There are many reasons employers should consider the use of non-disclosure agreements (NDAs). Sometimes referred to as a confidentiality agreement, an NDA is a contract wherein the parties agree that certain facts are not to be discussed outside of certain circumstances.
Types of NDAs
There are three basic types of NDAs:
- Multilateral NDAs
- Bilateral NDAs
- Unilateral NDAs.
Multilateral NDAs involve three or more parties. When groups of three or more enter into a business relationship where each party is disclosing and receiving information that is confidential, sensitive, or could be financially beneficial to the others, a multilateral NDA prevents one of the parties from capitalizing on the information for their own gain.
Imagine a widget maker, a distributor, and a sales rep, each of whom has proprietary software to further their roles, wish to discuss going into business together. Obviously, to assess the beneficial nature of such a venture, they will need to disclose their methods and examine the methods of others.

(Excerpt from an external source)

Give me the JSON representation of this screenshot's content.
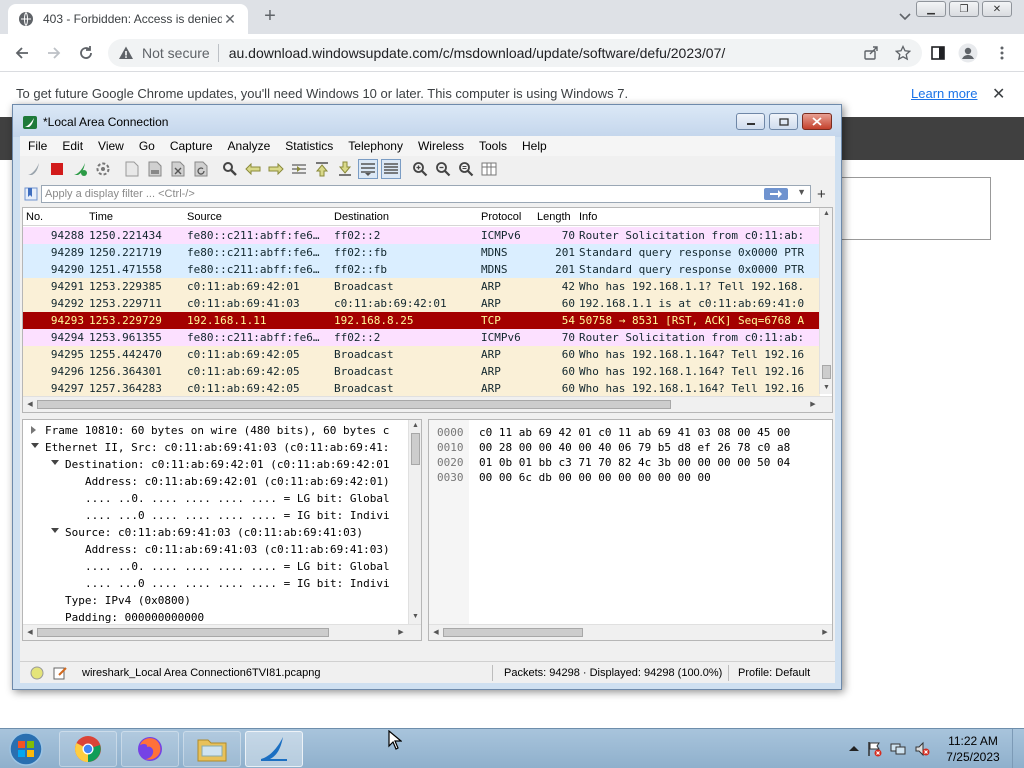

An NDA prevents the widget-maker from taking the sales representative's private list of customers and using it to contact the customers directly. It also prevents the distributor from taking the proprietary widget manufacture methods and selling them to a competitor.

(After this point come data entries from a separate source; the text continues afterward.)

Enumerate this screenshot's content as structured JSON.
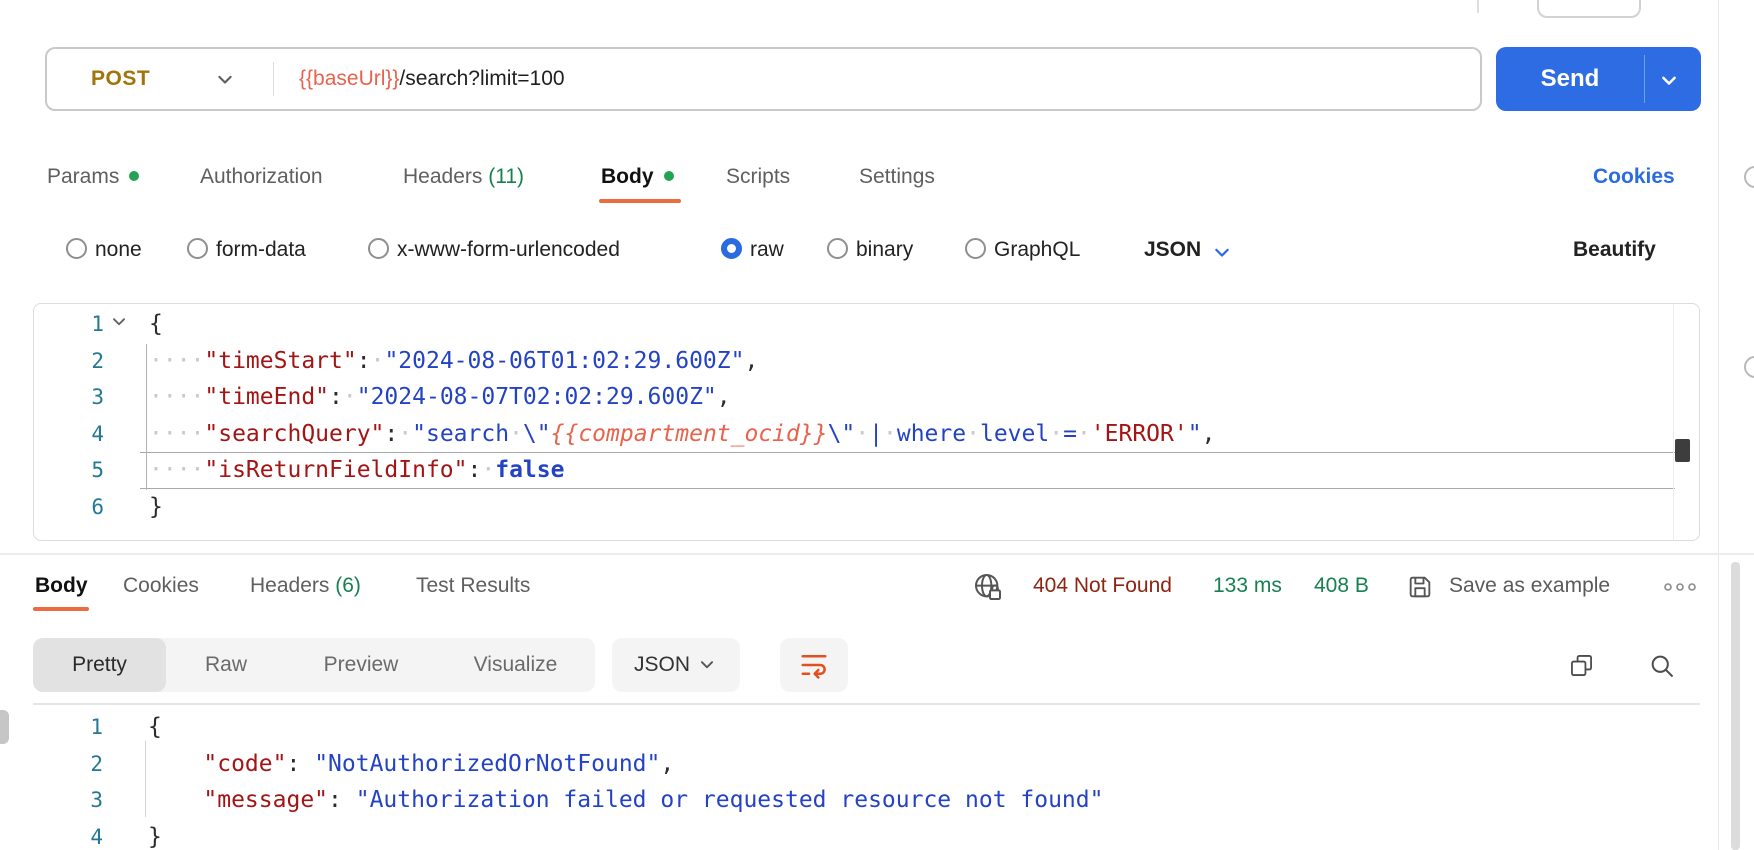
{
  "colors": {
    "accent_orange": "#ed6b40",
    "link_blue": "#2b6be0",
    "send_blue": "#2e6ce3",
    "method_post": "#a3740a",
    "variable_orange": "#e8624c",
    "dot_green": "#23a455",
    "count_green": "#178051",
    "status_red": "#8e2512",
    "token_key_red": "#a31515",
    "token_value_blue": "#2443c4",
    "line_number_blue": "#237893"
  },
  "request": {
    "method": "POST",
    "url_variable": "{{baseUrl}}",
    "url_path": "/search?limit=100",
    "send_label": "Send",
    "cookies_link": "Cookies",
    "tabs": {
      "params": "Params",
      "authorization": "Authorization",
      "headers": "Headers",
      "headers_count": "(11)",
      "body": "Body",
      "scripts": "Scripts",
      "settings": "Settings"
    },
    "body_types": [
      "none",
      "form-data",
      "x-www-form-urlencoded",
      "raw",
      "binary",
      "GraphQL"
    ],
    "selected_body_type": "raw",
    "language_selector": "JSON",
    "beautify_link": "Beautify",
    "editor": {
      "lines": [
        {
          "n": "1",
          "segs": [
            {
              "t": "{",
              "c": "pun"
            }
          ]
        },
        {
          "n": "2",
          "segs": [
            {
              "t": "····",
              "c": "ws"
            },
            {
              "t": "\"timeStart\"",
              "c": "key"
            },
            {
              "t": ":",
              "c": "pun"
            },
            {
              "t": "·",
              "c": "ws"
            },
            {
              "t": "\"2024-08-06T01:02:29.600Z\"",
              "c": "str"
            },
            {
              "t": ",",
              "c": "pun"
            }
          ]
        },
        {
          "n": "3",
          "segs": [
            {
              "t": "····",
              "c": "ws"
            },
            {
              "t": "\"timeEnd\"",
              "c": "key"
            },
            {
              "t": ":",
              "c": "pun"
            },
            {
              "t": "·",
              "c": "ws"
            },
            {
              "t": "\"2024-08-07T02:02:29.600Z\"",
              "c": "str"
            },
            {
              "t": ",",
              "c": "pun"
            }
          ]
        },
        {
          "n": "4",
          "segs": [
            {
              "t": "····",
              "c": "ws"
            },
            {
              "t": "\"searchQuery\"",
              "c": "key"
            },
            {
              "t": ":",
              "c": "pun"
            },
            {
              "t": "·",
              "c": "ws"
            },
            {
              "t": "\"search",
              "c": "str"
            },
            {
              "t": "·",
              "c": "ws"
            },
            {
              "t": "\\\"",
              "c": "str"
            },
            {
              "t": "{{compartment_ocid}}",
              "c": "var"
            },
            {
              "t": "\\\"",
              "c": "str"
            },
            {
              "t": "·",
              "c": "ws"
            },
            {
              "t": "|",
              "c": "str"
            },
            {
              "t": "·",
              "c": "ws"
            },
            {
              "t": "where",
              "c": "str"
            },
            {
              "t": "·",
              "c": "ws"
            },
            {
              "t": "level",
              "c": "str"
            },
            {
              "t": "·",
              "c": "ws"
            },
            {
              "t": "=",
              "c": "str"
            },
            {
              "t": "·",
              "c": "ws"
            },
            {
              "t": "'ERROR'",
              "c": "key"
            },
            {
              "t": "\"",
              "c": "str"
            },
            {
              "t": ",",
              "c": "pun"
            }
          ]
        },
        {
          "n": "5",
          "segs": [
            {
              "t": "····",
              "c": "ws"
            },
            {
              "t": "\"isReturnFieldInfo\"",
              "c": "key"
            },
            {
              "t": ":",
              "c": "pun"
            },
            {
              "t": "·",
              "c": "ws"
            },
            {
              "t": "false",
              "c": "bool"
            }
          ]
        },
        {
          "n": "6",
          "segs": [
            {
              "t": "}",
              "c": "pun"
            }
          ]
        }
      ]
    }
  },
  "response": {
    "tabs": {
      "body": "Body",
      "cookies": "Cookies",
      "headers": "Headers",
      "headers_count": "(6)",
      "test_results": "Test Results"
    },
    "status": "404 Not Found",
    "time": "133 ms",
    "size": "408 B",
    "save_as_example": "Save as example",
    "views": [
      "Pretty",
      "Raw",
      "Preview",
      "Visualize"
    ],
    "selected_view": "Pretty",
    "language_selector": "JSON",
    "editor": {
      "lines": [
        {
          "n": "1",
          "segs": [
            {
              "t": "{",
              "c": "pun"
            }
          ]
        },
        {
          "n": "2",
          "segs": [
            {
              "t": "    ",
              "c": "sp"
            },
            {
              "t": "\"code\"",
              "c": "key"
            },
            {
              "t": ": ",
              "c": "pun"
            },
            {
              "t": "\"NotAuthorizedOrNotFound\"",
              "c": "str"
            },
            {
              "t": ",",
              "c": "pun"
            }
          ]
        },
        {
          "n": "3",
          "segs": [
            {
              "t": "    ",
              "c": "sp"
            },
            {
              "t": "\"message\"",
              "c": "key"
            },
            {
              "t": ": ",
              "c": "pun"
            },
            {
              "t": "\"Authorization failed or requested resource not found\"",
              "c": "str"
            }
          ]
        },
        {
          "n": "4",
          "segs": [
            {
              "t": "}",
              "c": "pun"
            }
          ]
        }
      ]
    }
  }
}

Similarly, when two parties are engaging in a relationship whereby they disclose confidential, sensitive, or financially beneficial information, the mutual NDA prevents disclosure for one party's personal benefit. Mutual NDAs work the same as multilateral NDAs when it comes to protecting the parties.
Unilateral NDAs protect employers from an employee or contractor from benefiting from disclosing confidential, sensitive, or financially beneficial information. Unilateral NDAs require, for example, that an employee not take the customer contact list, disclose the secret recipe for the company's “secret sauce,” both literally and figuratively.
Why One Size NDAs Do Not Fit All
It may be tempting to find a form on the internet and “plug and play” the information you think is relevant. Nothing could be more dangerous when using an NDA. If the NDA is too broad, it could be void for vagueness. If it lacks certain elements, it may be legally insufficient. A qualified business attorney can draft an NDA suitable for specific information.
When Do You Need a Confidentiality Agreement?
If an employer is uncertain whether an NDA is important in a given situation, they should consult a business law attorney. Some (but not all) situations where an NDA is a good idea include:
- When presenting sensitive business information to another to allow them to complete a service or task
- When providing sensitive information to an employee as needed to allow them to perform their job
- Where a prospective licensee, buyer, salesperson, or customer reviews a product not yet available to the general public
- When disclosing sensitive information to prospective investors or buyers.
Let Mohsen Parsa Work for You
Mohsen Parsa works as a business law attorney. He offers free consultations in the greater Los Angeles and Orange County Area. Call today to discuss your business law needs at (949) 394-6930.